TO DEBATE OR NOT TO DEBATE

The first and only Broward campus gubernatorial debate, held Wednesday night in the Student Activities Center on the Davie campus, was marred by a single obstacle: there was no debate. In fact, the procession ground to a standstill following each candidate’s opening speech.

Following a 40 minute delay in the proceedings- which were supposed to start at 6 p.m.- debate moderator Greg Lefkin introduced student government presidential candidate Tony Teixeira to a crowd of roughly five students and a handful of house members.

During the Q&A session that followed, Teixeira outlined his plan to allow increased student involvement with SG’s annual budget. “It should only be up to you [students] how the Student Government spends money,” Teixiera said. “We have to work in conjunction with the governor on the Broward campus and conduct surveys to see what students want.”

Teixeira addressed SG’s current Web site after a student complained it wasn’t updated enough. Teixeira advocated a user-friendly redesign which included a comment box where students could pose questions to SG officials and “actually expect a response in return.”

“I don’t see why the SG website can’t be improved within my first month of office,” Teixeira said.

Current Boca governor and SG vice-presidential candidate Rocky Joarder spoke on behalf of presidential candidate Jared Torres, who couldn’t attend after being involved in a minor car accident earlier that afternoon.

Joarder said he planned to bolster Broward campus security next semester by implementing a Nightowls program which teaches individuals basic defense training in case a student is attacked.

Broward student governor incumbent Ruth Rader, an accounting major, was quick to articulate “equity among students” in her opening speech, briefly pushing for an auditing program allowing students to attend courses without receiving academic credit.

Challenger Priscilla Velasquez opened her speech by acknowledging the tension fermenting between students and SG legislation. “I’m aware that the relationship between students and student government is not so good,” Velasquez said.

Although Velasquez pushed strongly for additional ethnicity-based programs and “more access to recreation activities”, she jumped on the defensive after a student asked whether she knew the how much of SG’s budget was allocated to the Broward campus. “I’m an international student and this is my first semester at FAU after transferring from BCC,” Velasquez replied. “I haven’t pampered myself enough to seek out those details.”

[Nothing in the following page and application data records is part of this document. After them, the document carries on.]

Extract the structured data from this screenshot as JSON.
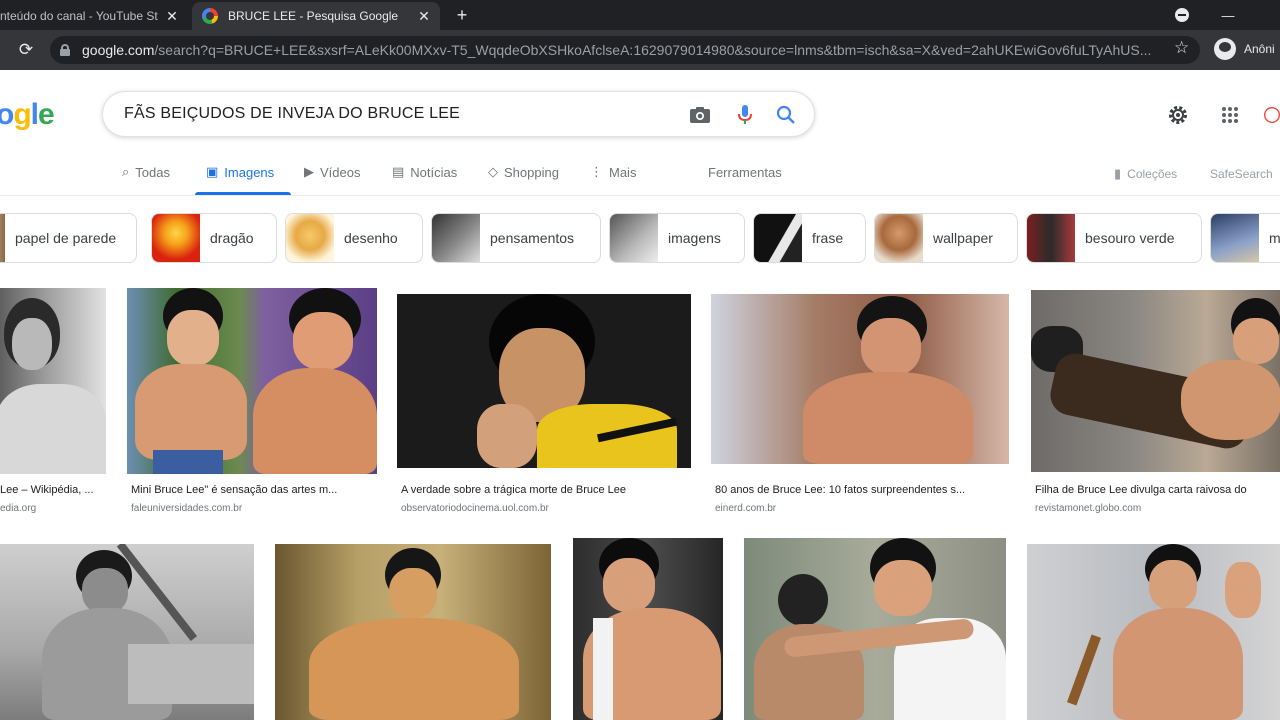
{
  "browser": {
    "tabs": [
      {
        "title": "nteúdo do canal - YouTube St",
        "active": false
      },
      {
        "title": "BRUCE LEE - Pesquisa Google",
        "active": true
      }
    ],
    "new_tab": "+",
    "url_host": "google.com",
    "url_rest": "/search?q=BRUCE+LEE&sxsrf=ALeKk00MXxv-T5_WqqdeObXSHkoAfclseA:1629079014980&source=lnms&tbm=isch&sa=X&ved=2ahUKEwiGov6fuLTyAhUS...",
    "profile_name": "Anôni"
  },
  "search": {
    "logo": "ogle",
    "query": "FÃS BEIÇUDOS DE INVEJA DO BRUCE LEE"
  },
  "nav": {
    "tabs": [
      {
        "label": "Todas",
        "icon": "search-icon"
      },
      {
        "label": "Imagens",
        "icon": "image-icon",
        "active": true
      },
      {
        "label": "Vídeos",
        "icon": "video-icon"
      },
      {
        "label": "Notícias",
        "icon": "news-icon"
      },
      {
        "label": "Shopping",
        "icon": "tag-icon"
      },
      {
        "label": "Mais",
        "icon": "more-vert-icon"
      }
    ],
    "tools": "Ferramentas",
    "collections": "Coleções",
    "safesearch": "SafeSearch"
  },
  "chips": [
    {
      "label": "papel de parede"
    },
    {
      "label": "dragão"
    },
    {
      "label": "desenho"
    },
    {
      "label": "pensamentos"
    },
    {
      "label": "imagens"
    },
    {
      "label": "frase"
    },
    {
      "label": "wallpaper"
    },
    {
      "label": "besouro verde"
    },
    {
      "label": "m"
    }
  ],
  "results": [
    {
      "caption": "Lee – Wikipédia, ...",
      "source": "edia.org"
    },
    {
      "caption": "Mini Bruce Lee\" é sensação das artes m...",
      "source": "faleuniversidades.com.br"
    },
    {
      "caption": "A verdade sobre a trágica morte de Bruce Lee",
      "source": "observatoriodocinema.uol.com.br"
    },
    {
      "caption": "80 anos de Bruce Lee: 10 fatos surpreendentes s...",
      "source": "einerd.com.br"
    },
    {
      "caption": "Filha de Bruce Lee divulga carta raivosa do",
      "source": "revistamonet.globo.com"
    }
  ],
  "colors": {
    "accent": "#1a73e8",
    "chrome_dark": "#202124",
    "chrome_toolbar": "#35363a"
  }
}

Following the opening speeches moderator Lefkin peered to each of the candidates, yet none were willing to volunteer a rebuttal.

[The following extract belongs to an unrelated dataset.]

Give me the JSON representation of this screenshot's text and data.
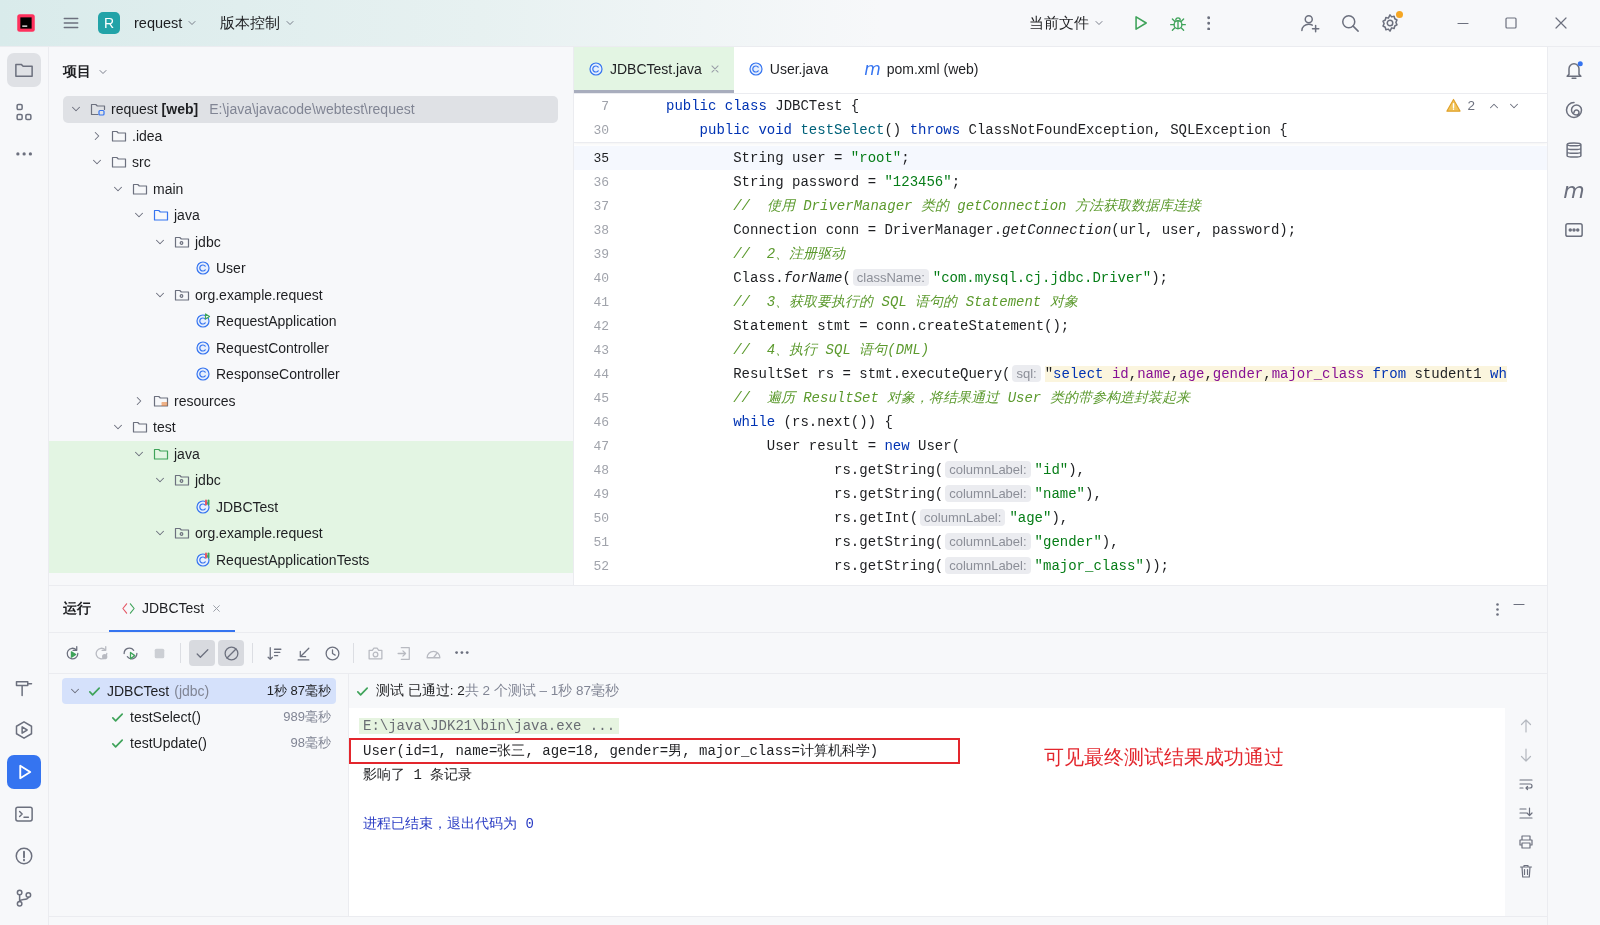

“I don’t know what happened, but I tried to get them to speak,” Lefkin recalled after the debate adjourned.

One undergraduate senior was concerned that candidates failed to articulate their issues properly. “[Rader] really didn’t offer any suggestions on how to improve the existing student government,” said Broward student house of representatives member Valerie Pik-fong. “I didn’t hear her position on any of the student issues. I only heard Ruth outline her extensive background experience.”

In a subsequent interview, Rader commented on her opponent. “I think [Velasquez] is too inexperienced to be in Student Government right now,” Rader said. “She will, in another year’s time, be able to serve the students better.”

Rader also reiterated her hands-on involvement with measuring student opinion. “Student’s voices should be heard,” Rader said. “When I encounter a stranger in an elevator, I stop and tell them I’m the governor, and ask them how this campus should be improved.”

During another interview, Velasquez echoed her opponent’s attitude. “If elected, I’ll go to the Volunteer Services Center, find volunteers, and have them disperse surveys to students during class, and poll their opinions.”

Velasquez also addressed concerns over the cost of textbooks saying, “Book costs are so high, and the availability of texts in the Book Loan Program on the Davie campus is scarce. We’re planning to purchase books for the Program, so students can borrow them instead of paying.”

When asked how she intended to buy the textbooks, she said she didn’t know which SG funds were available to her.

“[Velasquez’s] goal was too vague,” Pik-fong said regarding her speech. “She wasn’t able to articulate how she would achieve her tentative plans next semester.”

Voting for the Student Government general election begins Tuesday, March 27 and concludes Wednesday, March 28.